§ **Task requirements**: Below are the entries; tally the lines holding the string "number" and give only that figure.

-*-

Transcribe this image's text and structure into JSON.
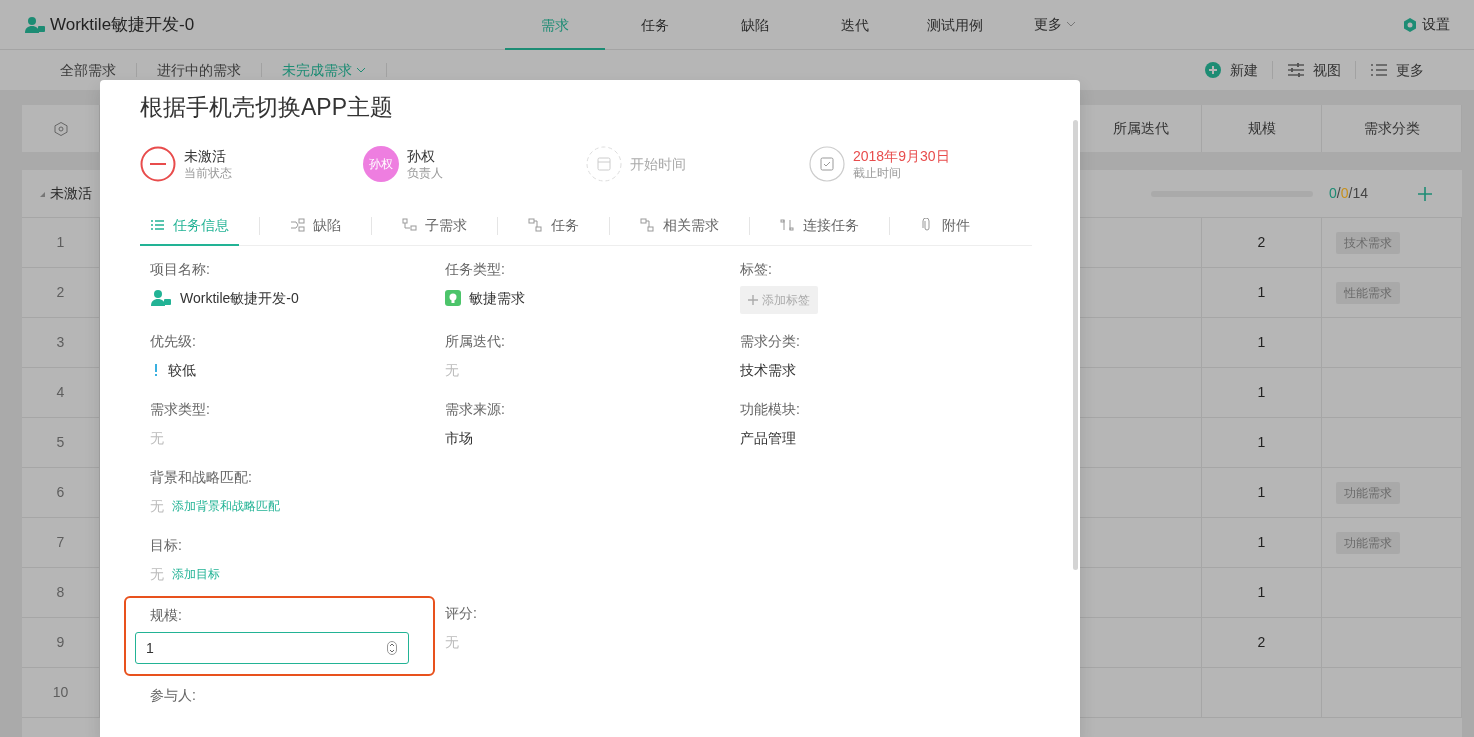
{
  "project": {
    "name": "Worktile敏捷开发-0"
  },
  "nav_tabs": [
    {
      "label": "需求",
      "selected": true
    },
    {
      "label": "任务",
      "selected": false
    },
    {
      "label": "缺陷",
      "selected": false
    },
    {
      "label": "迭代",
      "selected": false
    },
    {
      "label": "测试用例",
      "selected": false
    },
    {
      "label": "更多",
      "selected": false,
      "kind": "dropdown"
    }
  ],
  "settings": "设置",
  "sub_tabs": [
    {
      "label": "全部需求",
      "selected": false
    },
    {
      "label": "进行中的需求",
      "selected": false
    },
    {
      "label": "未完成需求",
      "selected": true
    }
  ],
  "toolbar": [
    "新建",
    "视图",
    "更多"
  ],
  "table": {
    "columns": [
      "所属迭代",
      "规模",
      "需求分类"
    ],
    "group": {
      "label": "未激活",
      "expanded": true,
      "level": 0,
      "done": "0",
      "in_progress": "0",
      "total": "14",
      "separator": "/"
    },
    "rows": [
      {
        "number": "1",
        "size": "2",
        "category": "技术需求"
      },
      {
        "number": "2",
        "size": "1",
        "category": "性能需求"
      },
      {
        "number": "3",
        "size": "1"
      },
      {
        "number": "4",
        "size": "1"
      },
      {
        "number": "5",
        "size": "1"
      },
      {
        "number": "6",
        "size": "1",
        "category": "功能需求"
      },
      {
        "number": "7",
        "size": "1",
        "category": "功能需求"
      },
      {
        "number": "8",
        "size": "1"
      },
      {
        "number": "9",
        "size": "2"
      },
      {
        "number": "10"
      }
    ]
  },
  "modal": {
    "title": "根据手机壳切换APP主题",
    "summary": [
      {
        "kind": "status",
        "value": "未激活",
        "caption": "当前状态"
      },
      {
        "kind": "assignee",
        "avatar": "孙权",
        "value": "孙权",
        "caption": "负责人"
      },
      {
        "kind": "start",
        "placeholder": "开始时间"
      },
      {
        "kind": "due",
        "value": "2018年9月30日",
        "caption": "截止时间",
        "overdue": true
      }
    ],
    "tabs": [
      {
        "label": "任务信息",
        "selected": true
      },
      {
        "label": "缺陷",
        "selected": false
      },
      {
        "label": "子需求",
        "selected": false
      },
      {
        "label": "任务",
        "selected": false
      },
      {
        "label": "相关需求",
        "selected": false
      },
      {
        "label": "连接任务",
        "selected": false
      },
      {
        "label": "附件",
        "selected": false
      }
    ],
    "fields": [
      {
        "label": "项目名称:",
        "kind": "project",
        "value": "Worktile敏捷开发-0"
      },
      {
        "label": "任务类型:",
        "kind": "type",
        "value": "敏捷需求"
      },
      {
        "label": "标签:",
        "kind": "tag",
        "action": "添加标签"
      },
      {
        "label": "优先级:",
        "kind": "priority",
        "value": "较低"
      },
      {
        "label": "所属迭代:",
        "kind": "text",
        "value": "无",
        "empty": true
      },
      {
        "label": "需求分类:",
        "kind": "text",
        "value": "技术需求"
      },
      {
        "label": "需求类型:",
        "kind": "text",
        "value": "无",
        "empty": true
      },
      {
        "label": "需求来源:",
        "kind": "text",
        "value": "市场"
      },
      {
        "label": "功能模块:",
        "kind": "text",
        "value": "产品管理"
      },
      {
        "label": "背景和战略匹配:",
        "kind": "text",
        "wide": true,
        "value": "无",
        "empty": true,
        "action": "添加背景和战略匹配"
      },
      {
        "label": "目标:",
        "kind": "text",
        "wide": true,
        "value": "无",
        "empty": true,
        "action": "添加目标"
      },
      {
        "label": "规模:",
        "kind": "input",
        "value": "1",
        "highlighted": true
      },
      {
        "label": "评分:",
        "kind": "text",
        "value": "无",
        "empty": true
      },
      {
        "label": "参与人:",
        "kind": "label",
        "wide": true
      }
    ]
  }
}
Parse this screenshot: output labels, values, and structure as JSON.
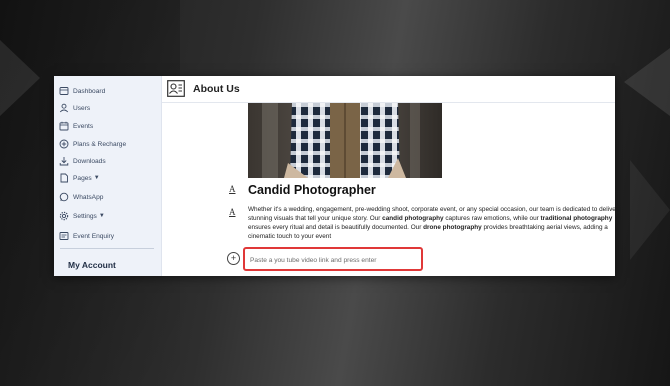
{
  "sidebar": {
    "items": [
      {
        "label": "Dashboard",
        "icon": "dashboard-icon"
      },
      {
        "label": "Users",
        "icon": "users-icon"
      },
      {
        "label": "Events",
        "icon": "calendar-icon"
      },
      {
        "label": "Plans & Recharge",
        "icon": "plus-circle-icon"
      },
      {
        "label": "Downloads",
        "icon": "download-icon"
      },
      {
        "label": "Pages",
        "icon": "pages-icon"
      },
      {
        "label": "WhatsApp",
        "icon": "whatsapp-icon"
      },
      {
        "label": "Settings",
        "icon": "gear-icon"
      },
      {
        "label": "Event Enquiry",
        "icon": "enquiry-icon"
      }
    ],
    "account_heading": "My Account"
  },
  "header": {
    "title": "About Us",
    "icon": "about-card-icon"
  },
  "main": {
    "heading": "Candid Photographer",
    "paragraph": {
      "p1": "Whether it's a wedding, engagement, pre-wedding shoot, corporate event, or any special occasion, our team is dedicated to delivering stunning visuals that tell your unique story. Our ",
      "b1": "candid photography",
      "p2": " captures raw emotions, while our ",
      "b2": "traditional photography",
      "p3": " ensures every ritual and detail is beautifully documented. Our ",
      "b3": "drone photography",
      "p4": " provides breathtaking aerial views, adding a cinematic touch to your event"
    },
    "text_tool_glyph": "A",
    "add_glyph": "+",
    "video_input": {
      "placeholder": "Paste a you tube video link and press enter",
      "value": ""
    }
  },
  "colors": {
    "sidebar_bg": "#eef2f9",
    "highlight_border": "#e03838"
  }
}
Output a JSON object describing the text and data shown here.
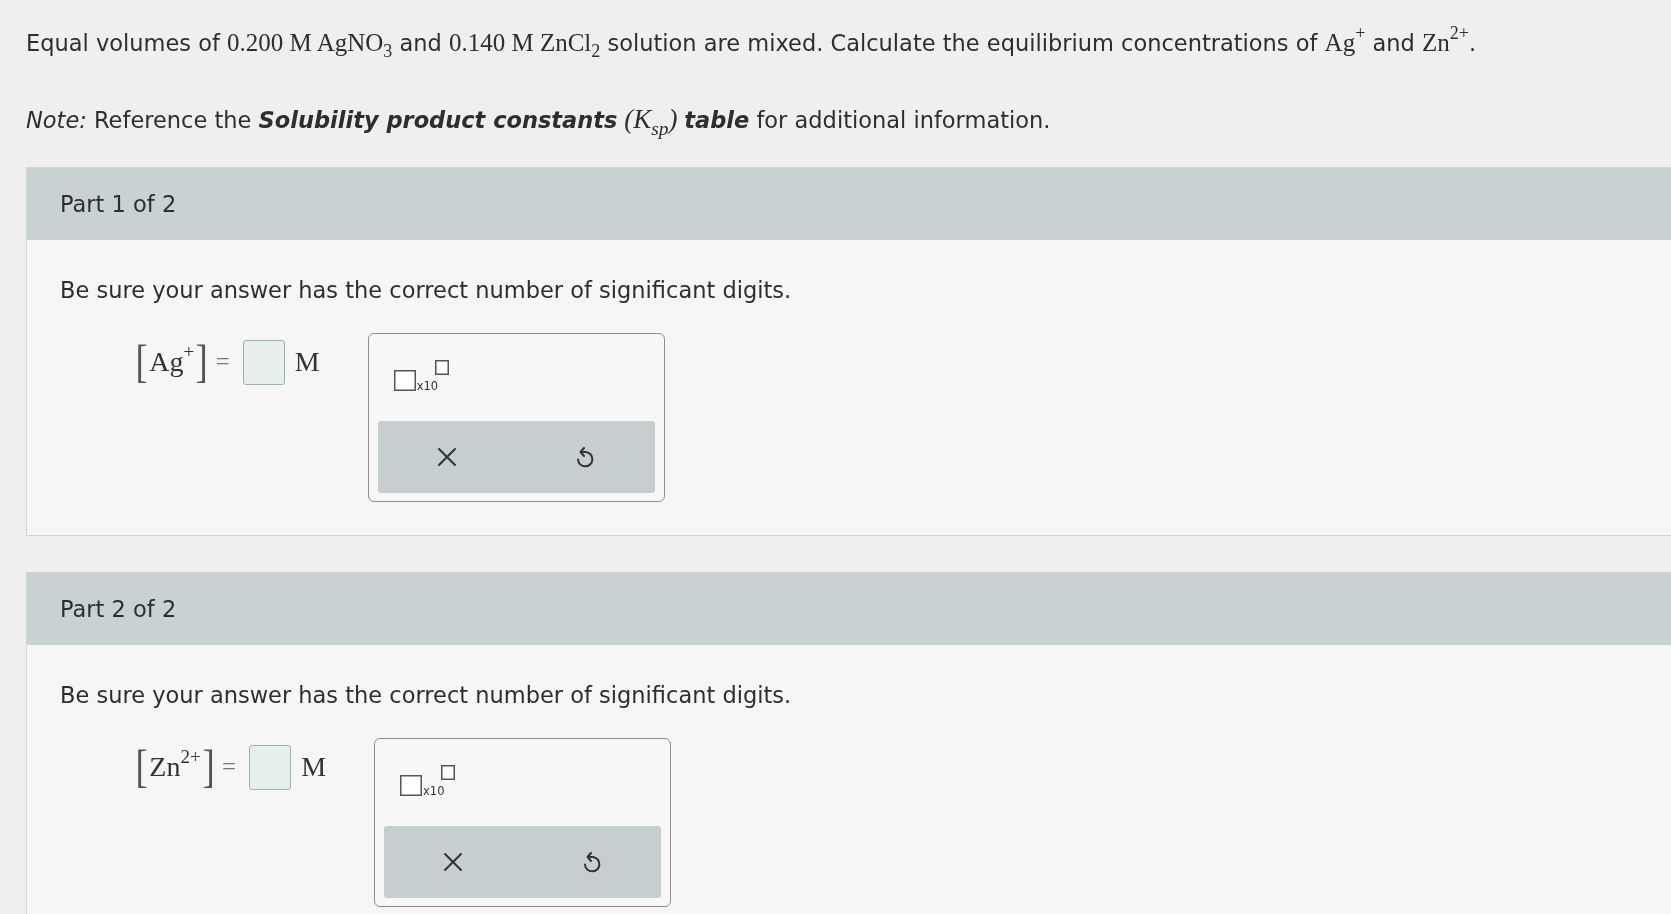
{
  "question": {
    "segments": [
      {
        "kind": "text",
        "text": "Equal volumes of "
      },
      {
        "kind": "math",
        "text": "0.200 M AgNO$_{3}$"
      },
      {
        "kind": "text",
        "text": " and "
      },
      {
        "kind": "math",
        "text": "0.140 M ZnCl$_{2}$"
      },
      {
        "kind": "text",
        "text": " solution are mixed. Calculate the equilibrium concentrations of "
      },
      {
        "kind": "math",
        "text": "Ag$^{+}$"
      },
      {
        "kind": "text",
        "text": " and "
      },
      {
        "kind": "math",
        "text": "Zn$^{2+}$"
      },
      {
        "kind": "text",
        "text": "."
      }
    ]
  },
  "note": {
    "segments": [
      {
        "kind": "text",
        "text": "*Note:* Reference the "
      },
      {
        "kind": "emphasis",
        "text": "Solubility product constants"
      },
      {
        "kind": "math_italic",
        "text": " (K$_{sp}$) "
      },
      {
        "kind": "emphasis",
        "text": "table"
      },
      {
        "kind": "text",
        "text": " for additional information."
      }
    ]
  },
  "parts": [
    {
      "title": "Part 1 of 2",
      "instruction": "Be sure your answer has the correct number of significant digits.",
      "equation": {
        "open": "[",
        "species": "Ag$^{+}$",
        "close": "]",
        "equals": "=",
        "unit": "M"
      },
      "tools": {
        "multiplier": "x10"
      }
    },
    {
      "title": "Part 2 of 2",
      "instruction": "Be sure your answer has the correct number of significant digits.",
      "equation": {
        "open": "[",
        "species": "Zn$^{2+}$",
        "close": "]",
        "equals": "=",
        "unit": "M"
      },
      "tools": {
        "multiplier": "x10"
      }
    }
  ]
}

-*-

§ **Solution below**: 12